------ Data extract ------

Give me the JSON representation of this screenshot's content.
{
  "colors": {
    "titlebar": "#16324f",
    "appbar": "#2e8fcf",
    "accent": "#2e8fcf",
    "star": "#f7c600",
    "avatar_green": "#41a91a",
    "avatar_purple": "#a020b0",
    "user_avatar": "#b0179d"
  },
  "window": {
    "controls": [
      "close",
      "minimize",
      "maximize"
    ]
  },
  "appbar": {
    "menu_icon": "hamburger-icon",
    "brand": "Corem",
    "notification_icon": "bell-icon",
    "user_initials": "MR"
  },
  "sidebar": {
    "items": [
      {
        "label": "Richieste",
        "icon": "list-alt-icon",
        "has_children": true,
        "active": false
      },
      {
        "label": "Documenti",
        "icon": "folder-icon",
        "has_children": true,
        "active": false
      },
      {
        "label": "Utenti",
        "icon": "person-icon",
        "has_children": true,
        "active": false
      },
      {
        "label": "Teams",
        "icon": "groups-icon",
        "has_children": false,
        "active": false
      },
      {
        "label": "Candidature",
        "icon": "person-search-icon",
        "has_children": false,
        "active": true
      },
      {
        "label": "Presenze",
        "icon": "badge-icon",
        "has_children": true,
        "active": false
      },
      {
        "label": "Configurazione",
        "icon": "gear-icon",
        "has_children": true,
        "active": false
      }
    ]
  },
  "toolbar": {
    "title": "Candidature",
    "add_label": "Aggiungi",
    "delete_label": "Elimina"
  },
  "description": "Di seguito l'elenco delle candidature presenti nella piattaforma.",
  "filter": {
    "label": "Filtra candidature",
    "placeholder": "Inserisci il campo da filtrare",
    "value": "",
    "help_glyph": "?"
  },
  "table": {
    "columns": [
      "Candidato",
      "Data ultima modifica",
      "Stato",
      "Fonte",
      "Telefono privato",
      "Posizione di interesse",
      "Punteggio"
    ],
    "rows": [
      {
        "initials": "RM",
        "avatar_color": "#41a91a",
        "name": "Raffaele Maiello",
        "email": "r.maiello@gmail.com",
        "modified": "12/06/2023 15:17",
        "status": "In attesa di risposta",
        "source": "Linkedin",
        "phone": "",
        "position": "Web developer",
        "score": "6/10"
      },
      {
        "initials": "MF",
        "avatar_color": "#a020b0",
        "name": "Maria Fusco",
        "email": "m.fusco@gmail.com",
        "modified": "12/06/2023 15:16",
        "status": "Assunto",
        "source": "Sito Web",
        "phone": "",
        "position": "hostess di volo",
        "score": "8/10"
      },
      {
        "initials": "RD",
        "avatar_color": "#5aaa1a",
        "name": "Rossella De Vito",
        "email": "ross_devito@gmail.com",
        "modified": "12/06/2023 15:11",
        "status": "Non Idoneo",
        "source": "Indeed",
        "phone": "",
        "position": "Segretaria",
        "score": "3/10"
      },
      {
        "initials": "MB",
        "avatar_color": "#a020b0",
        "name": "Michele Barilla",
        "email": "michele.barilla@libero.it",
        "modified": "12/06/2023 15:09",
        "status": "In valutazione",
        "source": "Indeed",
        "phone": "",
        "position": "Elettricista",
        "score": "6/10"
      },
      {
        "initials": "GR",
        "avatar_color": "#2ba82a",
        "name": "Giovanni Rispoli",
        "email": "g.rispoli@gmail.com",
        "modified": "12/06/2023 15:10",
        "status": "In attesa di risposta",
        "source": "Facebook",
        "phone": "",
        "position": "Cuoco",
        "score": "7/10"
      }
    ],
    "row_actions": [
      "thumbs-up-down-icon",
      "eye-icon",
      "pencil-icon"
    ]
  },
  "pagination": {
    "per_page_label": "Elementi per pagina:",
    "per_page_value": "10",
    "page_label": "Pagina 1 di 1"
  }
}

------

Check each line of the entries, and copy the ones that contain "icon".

    "menu_icon": "hamburger-icon",
    "notification_icon": "bell-icon",
        "icon": "list-alt-icon",
        "icon": "folder-icon",
        "icon": "person-icon",
        "icon": "groups-icon",
        "icon": "person-search-icon",
        "icon": "badge-icon",
        "icon": "gear-icon",
      "thumbs-up-down-icon",
      "eye-icon",
      "pencil-icon"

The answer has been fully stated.